Throughout the years of international event held in Montreal, but perhaps Expo67 — Montreal’s 1967 International and Universal Exposition — is the most remembered and successful project. As featured in the music video of ‘Dream Tonite’ by Alvvays, it is true that “Canada was at its coolest 50 years ago in Montreal at Expo67”. The retro visual in the MV marks the iconic World Fair ever with the magnificent architecture and spectacular metro that allures you to jump into the world right away.
The Biosphere (United States pavilion)
As one of the most splendid installations built in Expo 67, the United States pavilion showcased a number of objects representing American culture such as baseball bats and spaceships. The landmark had been reserved for various private hosting purposes. Yet, after a massive fire in 1967, the external skin was destroyed, though the inside remained intact. Today it houses an environmental museum. The shape of a geodesic dome is distinctive and directly related to the signature style of its creator, noted inventor and futurist Richard Buckminster Fuller.

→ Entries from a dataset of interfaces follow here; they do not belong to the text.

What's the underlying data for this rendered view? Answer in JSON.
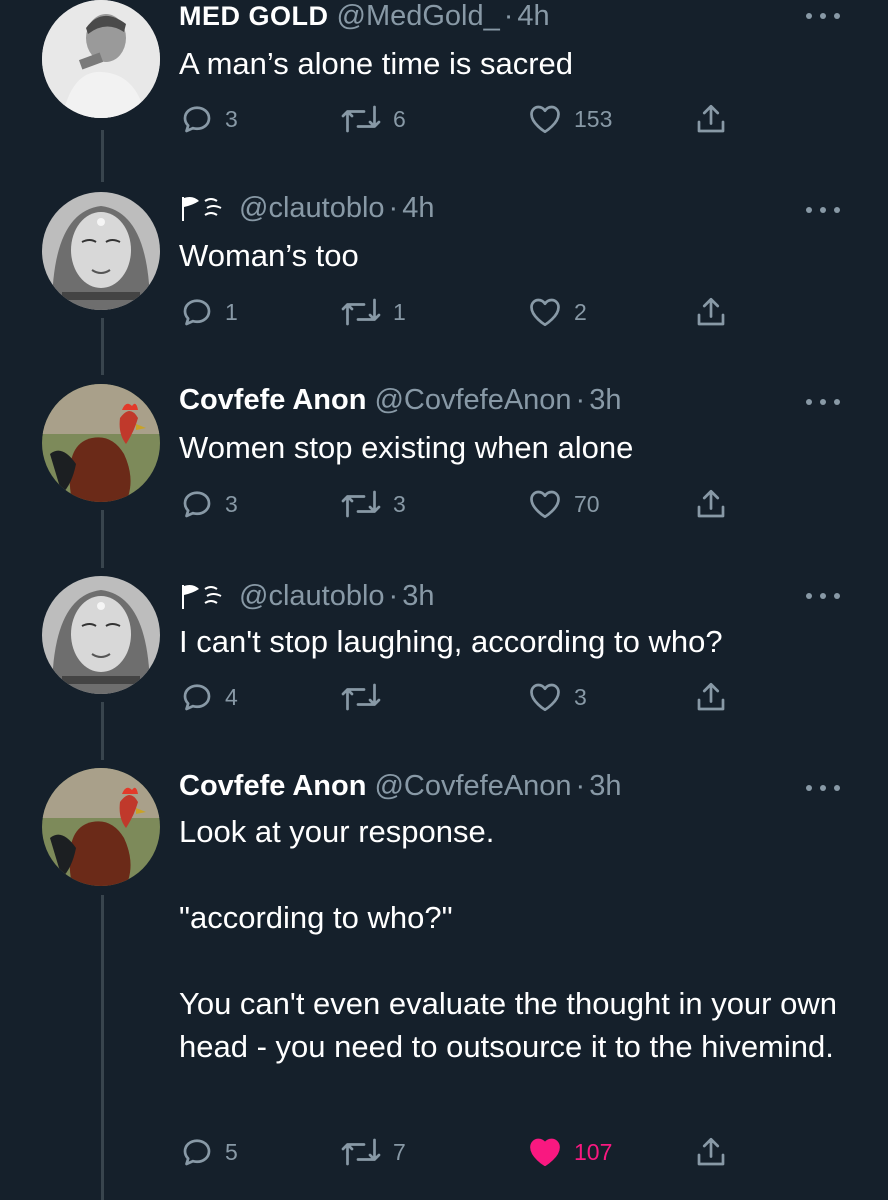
{
  "tweets": [
    {
      "name": "MED GOLD",
      "handle": "@MedGold_",
      "time": "4h",
      "text": "A man’s alone time is sacred",
      "replies": "3",
      "retweets": "6",
      "likes": "153",
      "liked": false
    },
    {
      "name": "",
      "handle": "@clautoblo",
      "time": "4h",
      "text": "Woman’s too",
      "replies": "1",
      "retweets": "1",
      "likes": "2",
      "liked": false
    },
    {
      "name": "Covfefe Anon",
      "handle": "@CovfefeAnon",
      "time": "3h",
      "text": "Women stop existing when alone",
      "replies": "3",
      "retweets": "3",
      "likes": "70",
      "liked": false
    },
    {
      "name": "",
      "handle": "@clautoblo",
      "time": "3h",
      "text": "I can't stop laughing, according to who?",
      "replies": "4",
      "retweets": "",
      "likes": "3",
      "liked": false
    },
    {
      "name": "Covfefe Anon",
      "handle": "@CovfefeAnon",
      "time": "3h",
      "text": "Look at your response.\n\n\"according to who?\"\n\nYou can't even evaluate the thought in your own head - you need to outsource it to the hivemind.",
      "replies": "5",
      "retweets": "7",
      "likes": "107",
      "liked": true
    }
  ],
  "separator": "·",
  "colors": {
    "background": "#15202b",
    "secondary_text": "#8899a6",
    "thread_line": "#38444d",
    "like_active": "#f91880"
  },
  "icons": {
    "reply": "reply-icon",
    "retweet": "retweet-icon",
    "like": "heart-icon",
    "share": "share-icon",
    "more": "more-icon"
  }
}
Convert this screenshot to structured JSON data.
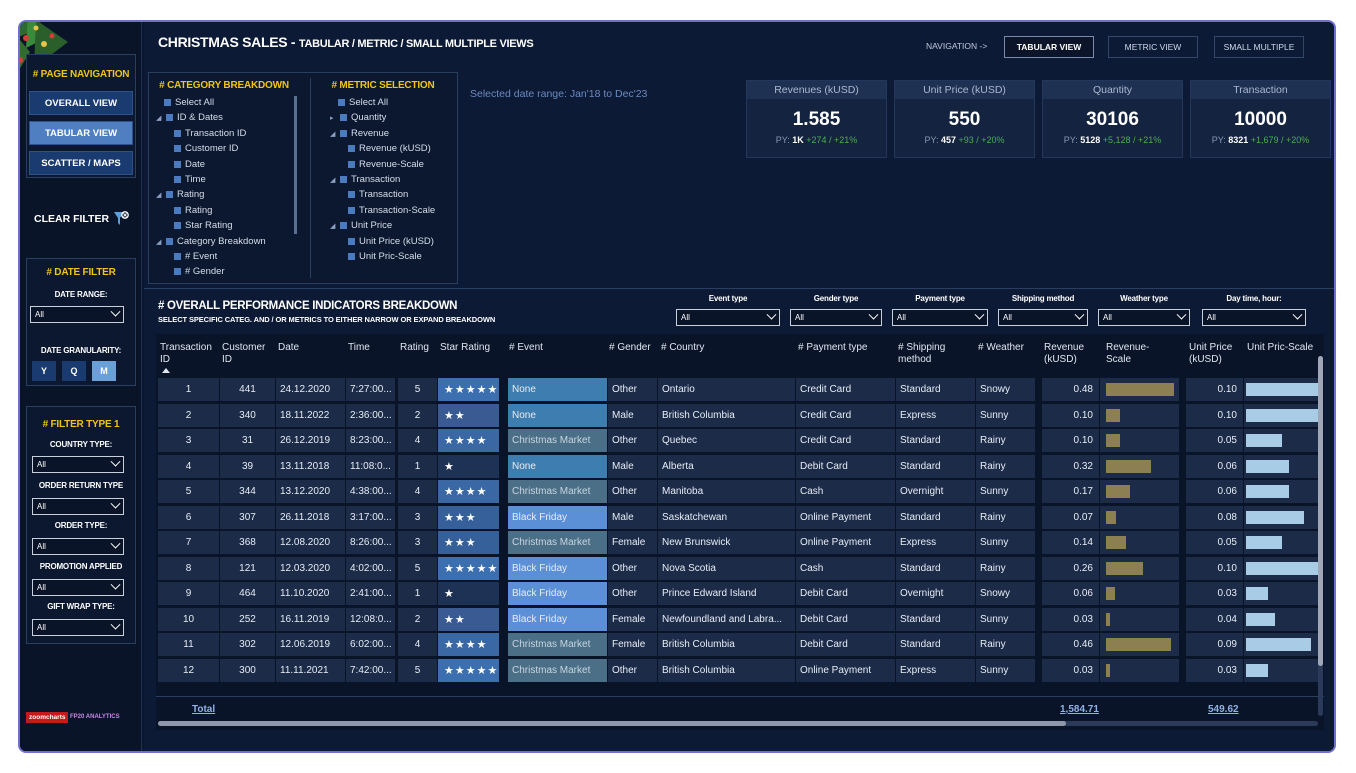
{
  "colors": {
    "accent_yellow": "#f0c419",
    "nav_active": "#4f7fc0",
    "nav_default": "#1a3b70",
    "bar_revenue": "#8c8052",
    "bar_unit_price": "#a8cce6",
    "event_none": "#3d7db0",
    "event_christmas": "#4a6f86",
    "event_black_friday": "#5b8fd6"
  },
  "sidebar": {
    "page_nav_title": "# PAGE NAVIGATION",
    "nav_buttons": [
      "OVERALL VIEW",
      "TABULAR VIEW",
      "SCATTER / MAPS"
    ],
    "clear_filter": "CLEAR FILTER",
    "clear_filter_icon": "funnel-clear-icon",
    "date_filter_title": "# DATE FILTER",
    "date_range_label": "DATE RANGE:",
    "date_range_value": "All",
    "granularity_label": "DATE GRANULARITY:",
    "granularity_options": [
      "Y",
      "Q",
      "M"
    ],
    "filter_type_title": "# FILTER TYPE 1",
    "filters": [
      {
        "label": "COUNTRY TYPE:",
        "value": "All"
      },
      {
        "label": "ORDER RETURN TYPE",
        "value": "All"
      },
      {
        "label": "ORDER TYPE:",
        "value": "All"
      },
      {
        "label": "PROMOTION APPLIED",
        "value": "All"
      },
      {
        "label": "GIFT WRAP TYPE:",
        "value": "All"
      }
    ],
    "logo1": "zoomcharts",
    "logo2": "FP20 ANALYTICS"
  },
  "header": {
    "title": "CHRISTMAS SALES -",
    "subtitle": "TABULAR / METRIC / SMALL MULTIPLE VIEWS",
    "nav_label": "NAVIGATION ->",
    "tabs": [
      "TABULAR VIEW",
      "METRIC VIEW",
      "SMALL MULTIPLE"
    ]
  },
  "category_breakdown": {
    "title": "# CATEGORY BREAKDOWN",
    "items": [
      "Select All",
      "ID & Dates",
      "Transaction ID",
      "Customer ID",
      "Date",
      "Time",
      "Rating",
      "Rating",
      "Star Rating",
      "Category Breakdown",
      "# Event",
      "# Gender"
    ]
  },
  "metric_selection": {
    "title": "# METRIC SELECTION",
    "items": [
      "Select All",
      "Quantity",
      "Revenue",
      "Revenue (kUSD)",
      "Revenue-Scale",
      "Transaction",
      "Transaction",
      "Transaction-Scale",
      "Unit Price",
      "Unit Price (kUSD)",
      "Unit Pric-Scale"
    ]
  },
  "date_range_text": "Selected date range: Jan'18 to Dec'23",
  "kpis": [
    {
      "label": "Revenues (kUSD)",
      "value": "1.585",
      "py_prefix": "PY: ",
      "py_value": "1K",
      "py_delta": " +274 / +21%"
    },
    {
      "label": "Unit Price (kUSD)",
      "value": "550",
      "py_prefix": "PY: ",
      "py_value": "457",
      "py_delta": " +93 / +20%"
    },
    {
      "label": "Quantity",
      "value": "30106",
      "py_prefix": "PY: ",
      "py_value": "5128",
      "py_delta": " +5,128 / +21%"
    },
    {
      "label": "Transaction",
      "value": "10000",
      "py_prefix": "PY: ",
      "py_value": "8321",
      "py_delta": " +1,679 / +20%"
    }
  ],
  "breakdown": {
    "title": "# OVERALL PERFORMANCE INDICATORS BREAKDOWN",
    "subtitle": "SELECT SPECIFIC CATEG. AND / OR METRICS TO EITHER NARROW OR EXPAND  BREAKDOWN",
    "filters": [
      {
        "label": "Event type",
        "value": "All"
      },
      {
        "label": "Gender type",
        "value": "All"
      },
      {
        "label": "Payment type",
        "value": "All"
      },
      {
        "label": "Shipping method",
        "value": "All"
      },
      {
        "label": "Weather type",
        "value": "All"
      },
      {
        "label": "Day time, hour:",
        "value": "All"
      }
    ]
  },
  "table": {
    "headers": [
      "Transaction ID",
      "Customer ID",
      "Date",
      "Time",
      "Rating",
      "Star Rating",
      "# Event",
      "# Gender",
      "# Country",
      "# Payment type",
      "# Shipping method",
      "# Weather",
      "Revenue (kUSD)",
      "Revenue-Scale",
      "Unit Price (kUSD)",
      "Unit Pric-Scale"
    ],
    "rows": [
      {
        "id": "1",
        "cust": "441",
        "date": "24.12.2020",
        "time": "7:27:00...",
        "rating": "5",
        "stars": "★★★★★",
        "event": "None",
        "gender": "Other",
        "country": "Ontario",
        "payment": "Credit Card",
        "shipping": "Standard",
        "weather": "Snowy",
        "revenue": "0.48",
        "rev_num": 0.48,
        "unit": "0.10",
        "unit_num": 0.1
      },
      {
        "id": "2",
        "cust": "340",
        "date": "18.11.2022",
        "time": "2:36:00...",
        "rating": "2",
        "stars": "★★",
        "event": "None",
        "gender": "Male",
        "country": "British Columbia",
        "payment": "Credit Card",
        "shipping": "Express",
        "weather": "Sunny",
        "revenue": "0.10",
        "rev_num": 0.1,
        "unit": "0.10",
        "unit_num": 0.1
      },
      {
        "id": "3",
        "cust": "31",
        "date": "26.12.2019",
        "time": "8:23:00...",
        "rating": "4",
        "stars": "★★★★",
        "event": "Christmas Market",
        "gender": "Other",
        "country": "Quebec",
        "payment": "Credit Card",
        "shipping": "Standard",
        "weather": "Rainy",
        "revenue": "0.10",
        "rev_num": 0.1,
        "unit": "0.05",
        "unit_num": 0.05
      },
      {
        "id": "4",
        "cust": "39",
        "date": "13.11.2018",
        "time": "11:08:0...",
        "rating": "1",
        "stars": "★",
        "event": "None",
        "gender": "Male",
        "country": "Alberta",
        "payment": "Debit Card",
        "shipping": "Standard",
        "weather": "Rainy",
        "revenue": "0.32",
        "rev_num": 0.32,
        "unit": "0.06",
        "unit_num": 0.06
      },
      {
        "id": "5",
        "cust": "344",
        "date": "13.12.2020",
        "time": "4:38:00...",
        "rating": "4",
        "stars": "★★★★",
        "event": "Christmas Market",
        "gender": "Other",
        "country": "Manitoba",
        "payment": "Cash",
        "shipping": "Overnight",
        "weather": "Sunny",
        "revenue": "0.17",
        "rev_num": 0.17,
        "unit": "0.06",
        "unit_num": 0.06
      },
      {
        "id": "6",
        "cust": "307",
        "date": "26.11.2018",
        "time": "3:17:00...",
        "rating": "3",
        "stars": "★★★",
        "event": "Black Friday",
        "gender": "Male",
        "country": "Saskatchewan",
        "payment": "Online Payment",
        "shipping": "Standard",
        "weather": "Rainy",
        "revenue": "0.07",
        "rev_num": 0.07,
        "unit": "0.08",
        "unit_num": 0.08
      },
      {
        "id": "7",
        "cust": "368",
        "date": "12.08.2020",
        "time": "8:26:00...",
        "rating": "3",
        "stars": "★★★",
        "event": "Christmas Market",
        "gender": "Female",
        "country": "New Brunswick",
        "payment": "Online Payment",
        "shipping": "Express",
        "weather": "Sunny",
        "revenue": "0.14",
        "rev_num": 0.14,
        "unit": "0.05",
        "unit_num": 0.05
      },
      {
        "id": "8",
        "cust": "121",
        "date": "12.03.2020",
        "time": "4:02:00...",
        "rating": "5",
        "stars": "★★★★★",
        "event": "Black Friday",
        "gender": "Other",
        "country": "Nova Scotia",
        "payment": "Cash",
        "shipping": "Standard",
        "weather": "Rainy",
        "revenue": "0.26",
        "rev_num": 0.26,
        "unit": "0.10",
        "unit_num": 0.1
      },
      {
        "id": "9",
        "cust": "464",
        "date": "11.10.2020",
        "time": "2:41:00...",
        "rating": "1",
        "stars": "★",
        "event": "Black Friday",
        "gender": "Other",
        "country": "Prince Edward Island",
        "payment": "Debit Card",
        "shipping": "Overnight",
        "weather": "Snowy",
        "revenue": "0.06",
        "rev_num": 0.06,
        "unit": "0.03",
        "unit_num": 0.03
      },
      {
        "id": "10",
        "cust": "252",
        "date": "16.11.2019",
        "time": "12:08:0...",
        "rating": "2",
        "stars": "★★",
        "event": "Black Friday",
        "gender": "Female",
        "country": "Newfoundland and Labra...",
        "payment": "Debit Card",
        "shipping": "Standard",
        "weather": "Sunny",
        "revenue": "0.03",
        "rev_num": 0.03,
        "unit": "0.04",
        "unit_num": 0.04
      },
      {
        "id": "11",
        "cust": "302",
        "date": "12.06.2019",
        "time": "6:02:00...",
        "rating": "4",
        "stars": "★★★★",
        "event": "Christmas Market",
        "gender": "Female",
        "country": "British Columbia",
        "payment": "Debit Card",
        "shipping": "Standard",
        "weather": "Rainy",
        "revenue": "0.46",
        "rev_num": 0.46,
        "unit": "0.09",
        "unit_num": 0.09
      },
      {
        "id": "12",
        "cust": "300",
        "date": "11.11.2021",
        "time": "7:42:00...",
        "rating": "5",
        "stars": "★★★★★",
        "event": "Christmas Market",
        "gender": "Other",
        "country": "British Columbia",
        "payment": "Online Payment",
        "shipping": "Express",
        "weather": "Sunny",
        "revenue": "0.03",
        "rev_num": 0.03,
        "unit": "0.03",
        "unit_num": 0.03
      }
    ],
    "total_label": "Total",
    "total_revenue": "1,584.71",
    "total_unit": "549.62"
  }
}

Habitat 67 was the revolutionary housing complex at Expo 67, marking the architecture legacy of Canada. The idea of affordable and urban housing is showcased via this famed architecture. It consists of 354 individual and identical concrete blocks that are assembled to form 3 interconnected pyramids, 12 floors and 146 independent units (each made up of 1 to 5 blocks). Windows are oriented on three sides and each unit has a sizable outdoor terrace. Though the apartments had been put up for rent, it later was marked as historic monument by the Quebec government.
Pavilion of France
Once the largest building on the grounds of Expo 67, the nine story French Pavilion is now home to the Montreal Casino. The architecture featured aluminum sunbreaker strips, providing an attractive sculpture effect” and “a steel arrow.” A picture would be nice. Not to mention some entertainment inside the Casino, what’re you waiting for?
The national pavilion features an inverted pyramid. The attraction had its highest single-day attendance on Canada Day, 1967. Later the pavilion turns to a special event and banquet hall — La Toundra Hall — it is located at the heart of the stunning Floralies Gardens. Though ideal for special reservation, tourist can still walk at the outside of the hall in appreciation of the glorious architecture.
Alex Calder’s Man, Three Disks
This monumental yet abstract sculpture created by mobile sculptor Alexander Calder was actually a present from the International Nickel Company for Expo 67. ‘Alex Calder’s Man’ still stands at the old site of Expo 67, though it’s now called Parc Jean-Drapeau. Parc Jean-Drapeau, the once site of Expo 67, has quite a lot of remains of the architecture at that time. This attraction can simply not be missed!